A number of grape varieties have been called “Petite Sirah” in California; however, what constitutes 95% of Petite Sirah acreage in California is actually the grape Durif. In 1880, French botanist Francois Durif discovered a unique vine growing in a vineyard of Peloursin grapes and propagated the vine which would be called by his family name Durif. The Trade and Tax Bureau (TTB), which regulates the United States wine industry, considers Durif to be synonymous with Petite Sirah: either name is allowed to be used on the labels of bottlings of either varietal. Genetic research indicates that Petite Sirah resulted from a cross of Syrah and Peloursin grapes.
In the Vineyard
Petite Sirah is a vigorous, productive vine that produces large, tight clusters of small, thin-skinned berries in long, pyramid-shaped clusters with winged shoulders clusters. Petite Sirah’s Achilles Heel viticulturally is that it is highly susceptible to Botrytis bunch rot, particularly in humid conditions or following rainfall. The thin-skinned berries on the interior of the cluster can burst resulting in clusters that rot from the inside out, making it very difficult to sort out during harvest. During a dry harvest like 2009, however, Petite Sirah thrives and can produce inky dark wines with a distinct purple hue. The wines can have a firm texture and frequently present black and blue fruit flavors with spicy, herbal aromatics.

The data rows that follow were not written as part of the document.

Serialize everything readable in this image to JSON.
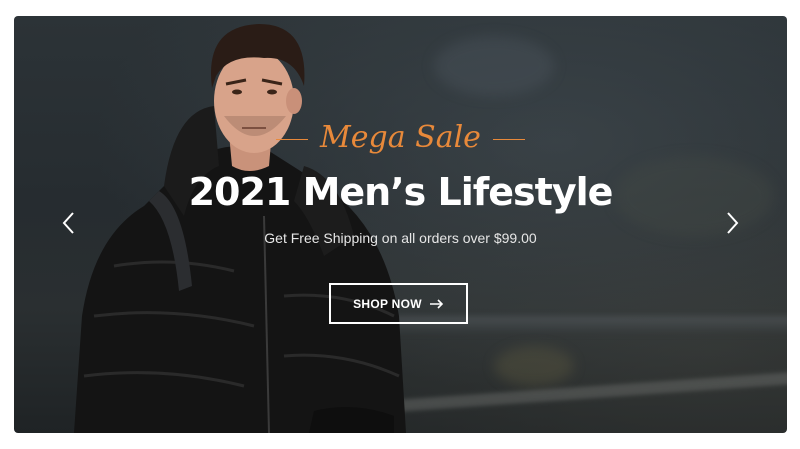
{
  "banner": {
    "tagline": "Mega Sale",
    "headline": "2021 Men’s Lifestyle",
    "subline": "Get Free Shipping on all orders over $99.00",
    "cta_label": "SHOP NOW",
    "cta_icon": "arrow-right-icon",
    "accent_color": "#e8893a",
    "prev_icon": "chevron-left-icon",
    "next_icon": "chevron-right-icon"
  }
}
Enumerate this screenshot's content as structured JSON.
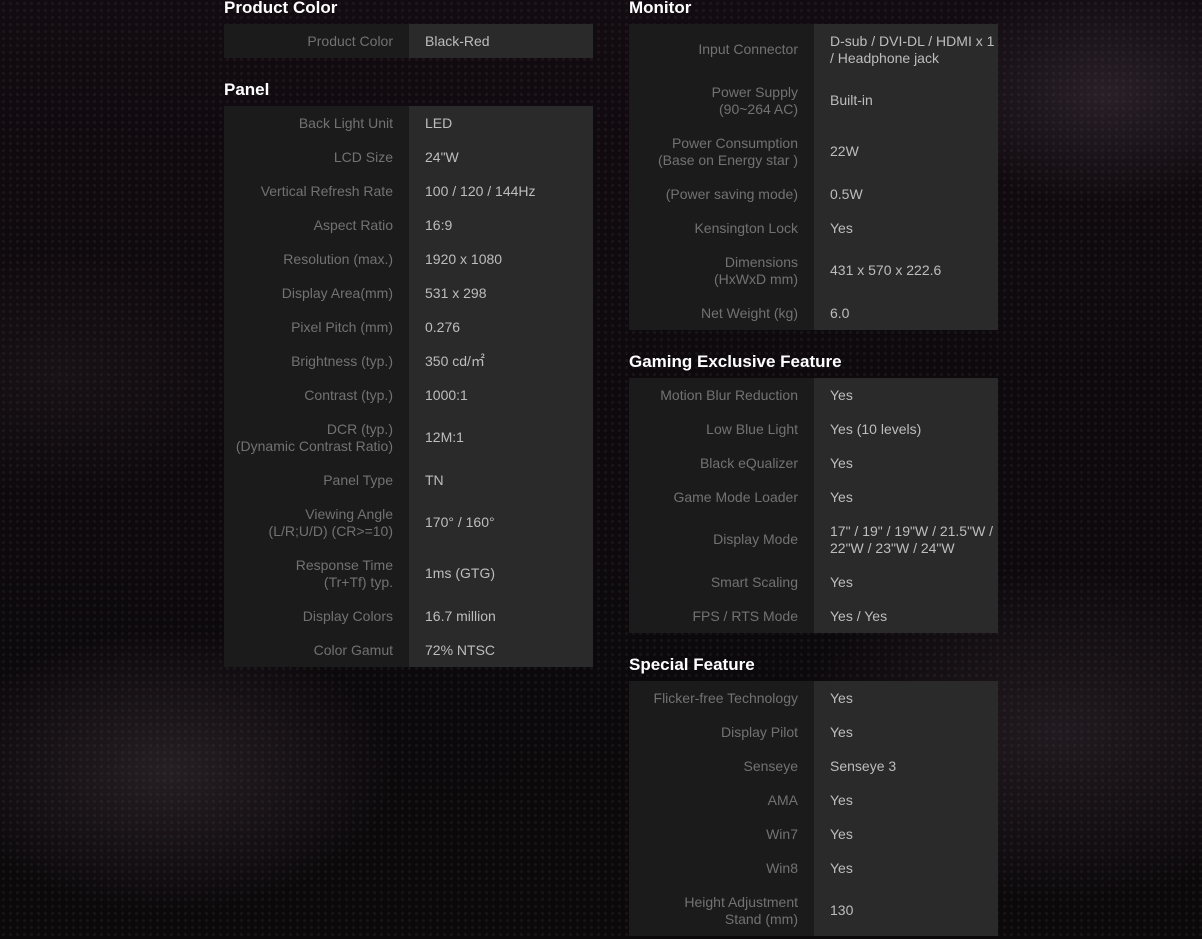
{
  "left_column": {
    "product_color": {
      "title": "Product Color",
      "rows": [
        {
          "label": "Product Color",
          "value": "Black-Red"
        }
      ]
    },
    "panel": {
      "title": "Panel",
      "rows": [
        {
          "label": "Back Light Unit",
          "value": "LED"
        },
        {
          "label": "LCD Size",
          "value": "24\"W"
        },
        {
          "label": "Vertical Refresh Rate",
          "value": "100 / 120 / 144Hz"
        },
        {
          "label": "Aspect Ratio",
          "value": "16:9"
        },
        {
          "label": "Resolution (max.)",
          "value": "1920 x 1080"
        },
        {
          "label": "Display Area(mm)",
          "value": "531 x 298"
        },
        {
          "label": "Pixel Pitch (mm)",
          "value": "0.276"
        },
        {
          "label": "Brightness (typ.)",
          "value": "350 cd/㎡"
        },
        {
          "label": "Contrast (typ.)",
          "value": "1000:1"
        },
        {
          "label_line1": "DCR (typ.)",
          "label_line2": "(Dynamic Contrast Ratio)",
          "value": "12M:1"
        },
        {
          "label": "Panel Type",
          "value": "TN"
        },
        {
          "label_line1": "Viewing Angle",
          "label_line2": "(L/R;U/D) (CR>=10)",
          "value": "170° / 160°"
        },
        {
          "label_line1": "Response Time",
          "label_line2": "(Tr+Tf) typ.",
          "value": "1ms (GTG)"
        },
        {
          "label": "Display Colors",
          "value": "16.7 million"
        },
        {
          "label": "Color Gamut",
          "value": "72% NTSC"
        }
      ]
    }
  },
  "right_column": {
    "monitor": {
      "title": "Monitor",
      "rows": [
        {
          "label": "Input Connector",
          "value_line1": "D-sub / DVI-DL / HDMI x 1",
          "value_line2": "/ Headphone jack"
        },
        {
          "label_line1": "Power Supply",
          "label_line2": "(90~264 AC)",
          "value": "Built-in"
        },
        {
          "label_line1": "Power Consumption",
          "label_line2": "(Base on Energy star )",
          "value": "22W"
        },
        {
          "label": "(Power saving mode)",
          "value": "0.5W"
        },
        {
          "label": "Kensington Lock",
          "value": "Yes"
        },
        {
          "label_line1": "Dimensions",
          "label_line2": "(HxWxD mm)",
          "value": "431 x 570 x 222.6"
        },
        {
          "label": "Net Weight (kg)",
          "value": "6.0"
        }
      ]
    },
    "gaming": {
      "title": "Gaming Exclusive Feature",
      "rows": [
        {
          "label": "Motion Blur Reduction",
          "value": "Yes"
        },
        {
          "label": "Low Blue Light",
          "value": "Yes (10 levels)"
        },
        {
          "label": "Black eQualizer",
          "value": "Yes"
        },
        {
          "label": "Game Mode Loader",
          "value": "Yes"
        },
        {
          "label": "Display Mode",
          "value_line1": "17\" / 19\" / 19\"W / 21.5\"W /",
          "value_line2": "22\"W / 23\"W / 24\"W"
        },
        {
          "label": "Smart Scaling",
          "value": "Yes"
        },
        {
          "label": "FPS / RTS Mode",
          "value": "Yes / Yes"
        }
      ]
    },
    "special": {
      "title": "Special Feature",
      "rows": [
        {
          "label": "Flicker-free Technology",
          "value": "Yes"
        },
        {
          "label": "Display Pilot",
          "value": "Yes"
        },
        {
          "label": "Senseye",
          "value": "Senseye 3"
        },
        {
          "label": "AMA",
          "value": "Yes"
        },
        {
          "label": "Win7",
          "value": "Yes"
        },
        {
          "label": "Win8",
          "value": "Yes"
        },
        {
          "label_line1": "Height Adjustment",
          "label_line2": "Stand (mm)",
          "value": "130"
        }
      ]
    }
  }
}
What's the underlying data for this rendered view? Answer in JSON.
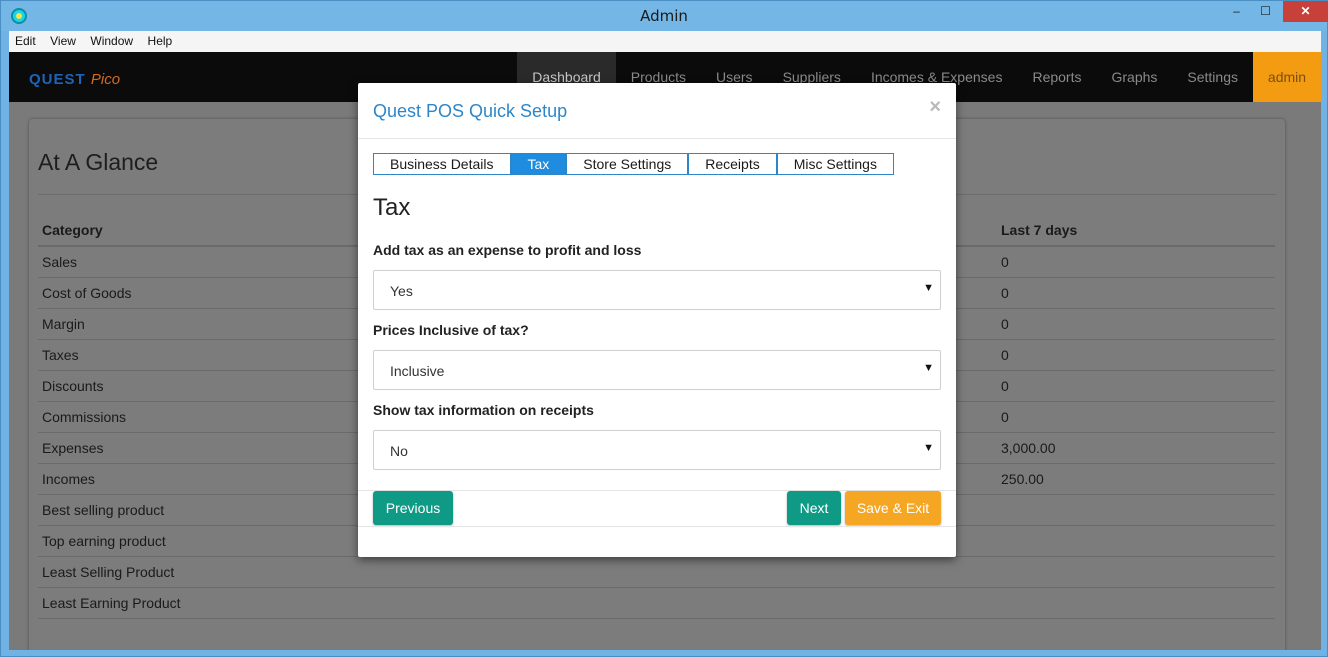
{
  "window": {
    "title": "Admin",
    "minimize": "‒",
    "maximize": "☐",
    "close": "✕"
  },
  "menu": [
    "Edit",
    "View",
    "Window",
    "Help"
  ],
  "header": {
    "brand": "QUEST",
    "brand_suffix": "Pico",
    "nav": [
      "Dashboard",
      "Products",
      "Users",
      "Suppliers",
      "Incomes & Expenses",
      "Reports",
      "Graphs",
      "Settings"
    ],
    "user": "admin"
  },
  "dashboard": {
    "title": "At A Glance",
    "columns": [
      "Category",
      "Last 7 days"
    ],
    "rows": [
      {
        "category": "Sales",
        "last7": "0"
      },
      {
        "category": "Cost of Goods",
        "last7": "0"
      },
      {
        "category": "Margin",
        "last7": "0"
      },
      {
        "category": "Taxes",
        "last7": "0"
      },
      {
        "category": "Discounts",
        "last7": "0"
      },
      {
        "category": "Commissions",
        "last7": "0"
      },
      {
        "category": "Expenses",
        "last7": "3,000.00"
      },
      {
        "category": "Incomes",
        "last7": "250.00"
      },
      {
        "category": "Best selling product",
        "last7": ""
      },
      {
        "category": "Top earning product",
        "last7": ""
      },
      {
        "category": "Least Selling Product",
        "last7": ""
      },
      {
        "category": "Least Earning Product",
        "last7": ""
      }
    ]
  },
  "modal": {
    "title": "Quest POS Quick Setup",
    "close": "×",
    "tabs": [
      "Business Details",
      "Tax",
      "Store Settings",
      "Receipts",
      "Misc Settings"
    ],
    "active_tab": "Tax",
    "section_title": "Tax",
    "fields": [
      {
        "label": "Add tax as an expense to profit and loss",
        "value": "Yes"
      },
      {
        "label": "Prices Inclusive of tax?",
        "value": "Inclusive"
      },
      {
        "label": "Show tax information on receipts",
        "value": "No"
      }
    ],
    "caret": "▼",
    "buttons": {
      "previous": "Previous",
      "next": "Next",
      "save_exit": "Save & Exit"
    }
  },
  "colors": {
    "accent_blue": "#2d86c8",
    "tab_active": "#1f8ce0",
    "teal_button": "#0f9a85",
    "orange_button": "#f5a623",
    "admin_orange": "#f39c12"
  }
}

At the Winery
Our 2009 French Camp Petite Sirah was handpicked and fermented in 1.3-ton open-top macro bin fermentors. After several days of dry ice-induced cold soaking, a warm fermentation was encouraged. The bins were punched down by hand 2-4 times daily and the bins were drained and pressed prior to cap fall in our Hypac basket press. The free run and press juice was settled for five days in stainless steel prior to barreling down.
A combination of 20% new American oak barrels produced by Australian cooperage company AP John and 10% new Hungarian oak from Trust International were used to age this wine. The balance of the cooperage was 2-4 year-old French oak Burgundy barrels.
This wine was racked once during its eighteen months of cellaring and bottled in April 2011.
In the Glass
After 14 months of bottle aging, this wine is displaying some great aromas and flavors. This wine has aromas of ripe blackberry, dark chocolate with spicy nuances of black pepper, nutmeg and vanilla bean. On the palate this wine has flavors of raspberry, plum, mocha, licorice with a dusty fine-grained tannin finish.
Smothered Filet Mignon